import into ICM needs to be:
XS_NAME,X,Y,Z,Mannings
So essentially, listed XYZs, grouped by the Cross Section name! (hope that makes sense!)

Will

Not all of my cross sections are georeferenced, but those that are are fully georeferenced like this:
RIVER
SECTION
01_10337u
0
20
0.000 109.830 0.100 1.000 999335.425999371.749 0
5.000 109.870 0.100 1.000 999337.428999367.168 0
9.100 110.070 0.100 1.000 999339.071999363.412 0
9.770 110.070 0.100 1.000 999339.339999362.798 0
9.960 110.080 0.060* 1.000LEFT 999339.416999362.624 0
9.960 109.480 0.060 1.000 999339.416999362.624 0
9.962 109.280 0.060 1.000 999339.416999362.622 0
10.480 109.240 0.060 1.000 999339.624999362.147 0
11.760 109.230 0.060 1.000 999340.137999360.974 0
12.540 109.230 0.060 1.000 999340.449999360.260 0
13.500 109.240 0.060 1.000 999340.834999359.380 0
14.340 109.240 0.060 1.000 999341.171999358.611 0
15.240 109.240 0.060 1.000 999341.531999357.786 0
15.241 109.480 0.060 1.000 999341.532999357.785 0
15.242 109.670 0.060 1.000 999341.532999357.784 0
15.370 109.670 0.060 1.000 999341.583999357.667 0
15.380 110.060 0.100* 1.000RIGHT 999341.587999357.658 0
16.850 110.020 0.100 1.000 999342.176999356.311 0
18.890 109.940 0.100 1.000 999342.994999354.442 0
19.320 110.010 0.100 1.000 999343.166999354.048 0

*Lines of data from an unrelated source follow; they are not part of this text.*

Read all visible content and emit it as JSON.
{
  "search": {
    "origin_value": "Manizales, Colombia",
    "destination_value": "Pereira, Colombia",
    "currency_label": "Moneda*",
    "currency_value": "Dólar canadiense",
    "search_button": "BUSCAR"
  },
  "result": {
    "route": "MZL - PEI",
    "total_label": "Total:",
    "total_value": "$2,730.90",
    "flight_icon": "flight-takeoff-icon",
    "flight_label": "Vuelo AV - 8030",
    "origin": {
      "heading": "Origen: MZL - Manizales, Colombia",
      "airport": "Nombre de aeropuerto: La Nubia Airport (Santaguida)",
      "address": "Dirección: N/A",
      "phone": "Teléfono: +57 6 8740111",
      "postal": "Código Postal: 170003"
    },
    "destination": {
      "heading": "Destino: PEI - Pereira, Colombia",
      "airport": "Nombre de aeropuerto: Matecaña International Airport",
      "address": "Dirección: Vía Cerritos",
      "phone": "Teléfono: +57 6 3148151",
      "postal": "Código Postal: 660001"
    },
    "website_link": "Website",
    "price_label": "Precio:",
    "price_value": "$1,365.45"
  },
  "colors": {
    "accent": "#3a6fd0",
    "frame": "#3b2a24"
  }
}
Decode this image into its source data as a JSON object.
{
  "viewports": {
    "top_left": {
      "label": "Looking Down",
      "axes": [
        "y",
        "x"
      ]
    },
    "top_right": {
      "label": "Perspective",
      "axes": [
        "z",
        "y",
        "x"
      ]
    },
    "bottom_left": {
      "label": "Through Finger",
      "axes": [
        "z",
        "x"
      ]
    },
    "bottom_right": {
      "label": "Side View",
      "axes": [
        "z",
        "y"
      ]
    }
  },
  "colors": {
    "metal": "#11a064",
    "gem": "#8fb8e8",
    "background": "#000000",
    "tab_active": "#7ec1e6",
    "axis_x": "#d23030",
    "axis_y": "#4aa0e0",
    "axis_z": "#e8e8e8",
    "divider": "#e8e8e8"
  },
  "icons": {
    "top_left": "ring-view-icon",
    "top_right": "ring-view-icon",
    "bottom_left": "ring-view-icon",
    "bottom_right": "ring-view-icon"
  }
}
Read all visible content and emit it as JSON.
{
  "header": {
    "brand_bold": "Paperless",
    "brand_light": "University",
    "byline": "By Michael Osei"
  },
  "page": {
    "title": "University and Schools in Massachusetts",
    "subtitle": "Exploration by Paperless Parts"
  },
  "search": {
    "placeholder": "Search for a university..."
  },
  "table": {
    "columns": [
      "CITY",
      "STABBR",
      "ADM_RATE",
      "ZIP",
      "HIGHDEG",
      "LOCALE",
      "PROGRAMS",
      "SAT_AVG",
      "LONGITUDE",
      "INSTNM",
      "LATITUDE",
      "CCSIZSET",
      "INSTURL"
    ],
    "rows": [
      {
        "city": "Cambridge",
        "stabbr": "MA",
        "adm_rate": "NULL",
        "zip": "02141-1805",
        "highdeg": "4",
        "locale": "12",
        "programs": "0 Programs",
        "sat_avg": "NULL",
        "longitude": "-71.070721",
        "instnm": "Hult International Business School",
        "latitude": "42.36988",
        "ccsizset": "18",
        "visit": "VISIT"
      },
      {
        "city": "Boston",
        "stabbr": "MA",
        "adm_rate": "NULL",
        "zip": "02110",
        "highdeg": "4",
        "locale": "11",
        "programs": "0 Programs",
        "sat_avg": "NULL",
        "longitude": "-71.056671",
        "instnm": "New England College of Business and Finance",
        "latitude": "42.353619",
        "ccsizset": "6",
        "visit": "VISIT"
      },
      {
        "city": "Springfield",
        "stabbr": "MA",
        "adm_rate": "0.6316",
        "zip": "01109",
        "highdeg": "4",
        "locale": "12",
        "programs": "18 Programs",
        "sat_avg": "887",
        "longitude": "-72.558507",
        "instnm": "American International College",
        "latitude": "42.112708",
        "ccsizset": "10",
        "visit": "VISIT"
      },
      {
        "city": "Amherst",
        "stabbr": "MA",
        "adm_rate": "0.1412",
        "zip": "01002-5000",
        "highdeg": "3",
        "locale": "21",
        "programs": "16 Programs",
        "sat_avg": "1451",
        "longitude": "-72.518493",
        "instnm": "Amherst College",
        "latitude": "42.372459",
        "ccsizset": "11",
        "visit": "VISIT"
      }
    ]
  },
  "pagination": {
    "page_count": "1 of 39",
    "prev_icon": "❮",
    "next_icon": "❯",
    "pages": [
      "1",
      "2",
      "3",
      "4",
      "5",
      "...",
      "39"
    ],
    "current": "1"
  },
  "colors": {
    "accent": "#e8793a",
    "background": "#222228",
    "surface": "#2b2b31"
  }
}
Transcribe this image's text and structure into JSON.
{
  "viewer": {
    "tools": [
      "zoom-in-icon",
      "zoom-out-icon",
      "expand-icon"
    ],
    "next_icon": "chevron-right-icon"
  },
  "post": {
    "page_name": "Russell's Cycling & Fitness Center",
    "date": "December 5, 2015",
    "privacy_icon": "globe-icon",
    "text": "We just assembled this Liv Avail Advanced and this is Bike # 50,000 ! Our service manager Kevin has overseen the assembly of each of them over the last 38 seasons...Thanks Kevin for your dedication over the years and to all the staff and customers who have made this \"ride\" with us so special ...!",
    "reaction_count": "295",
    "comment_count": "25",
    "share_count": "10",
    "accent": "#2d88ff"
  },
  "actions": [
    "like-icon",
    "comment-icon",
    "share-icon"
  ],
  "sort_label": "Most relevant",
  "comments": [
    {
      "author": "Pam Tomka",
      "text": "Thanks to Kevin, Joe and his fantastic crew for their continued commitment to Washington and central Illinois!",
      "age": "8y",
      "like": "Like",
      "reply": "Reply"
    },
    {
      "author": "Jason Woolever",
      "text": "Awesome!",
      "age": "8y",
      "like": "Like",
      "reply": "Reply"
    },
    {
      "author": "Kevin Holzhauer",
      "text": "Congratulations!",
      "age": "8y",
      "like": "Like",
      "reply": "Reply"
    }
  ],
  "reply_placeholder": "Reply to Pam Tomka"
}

(co-ordinates edited to preserve client confidentiality)
Yet the import doesn't work.

A sample .gxy file from one of the ISIS examples looks like this:
[QTBDY__0]
X=341
Y=512


[RIVER_SECTION_0]
X=339.5
Y=487.6125


[REPLICATE__80]
X=339.5
Y=468.225

so only references one point per cross section. I've tried creating a .gxy file from the GIS data I have, but that doesnt seem to work either; possibly because it doesnt reference all the cross sections?

Duncan Kitts
March 2, 2016, 07:13 AM
Feel free to send the file to support@innovyze.com if you feel ICM is not importing the georeferenced information.

Martin Spiers
March 2, 2016, 09:15 AM
Following Will-Rust's suggestion, opened the DAT file in Excel and pulled out the x,y,z data for each cross section
Then used the open data importer to import these as if they were surveyed data.

Martin Spiers
September 2, 2016, 04:54 AM
Following Will-Rust's suggestion, opened the DAT file in Excel and pulled out the x,y,z data for each cross section
Then used the open data importer to import these as if they were surveyed data.

For future reference, I think the problem here is the lack of a space between the eastings and northings. Editing the DAT file to include a space here makes the import work (but may break ISIS/FloodModeller?)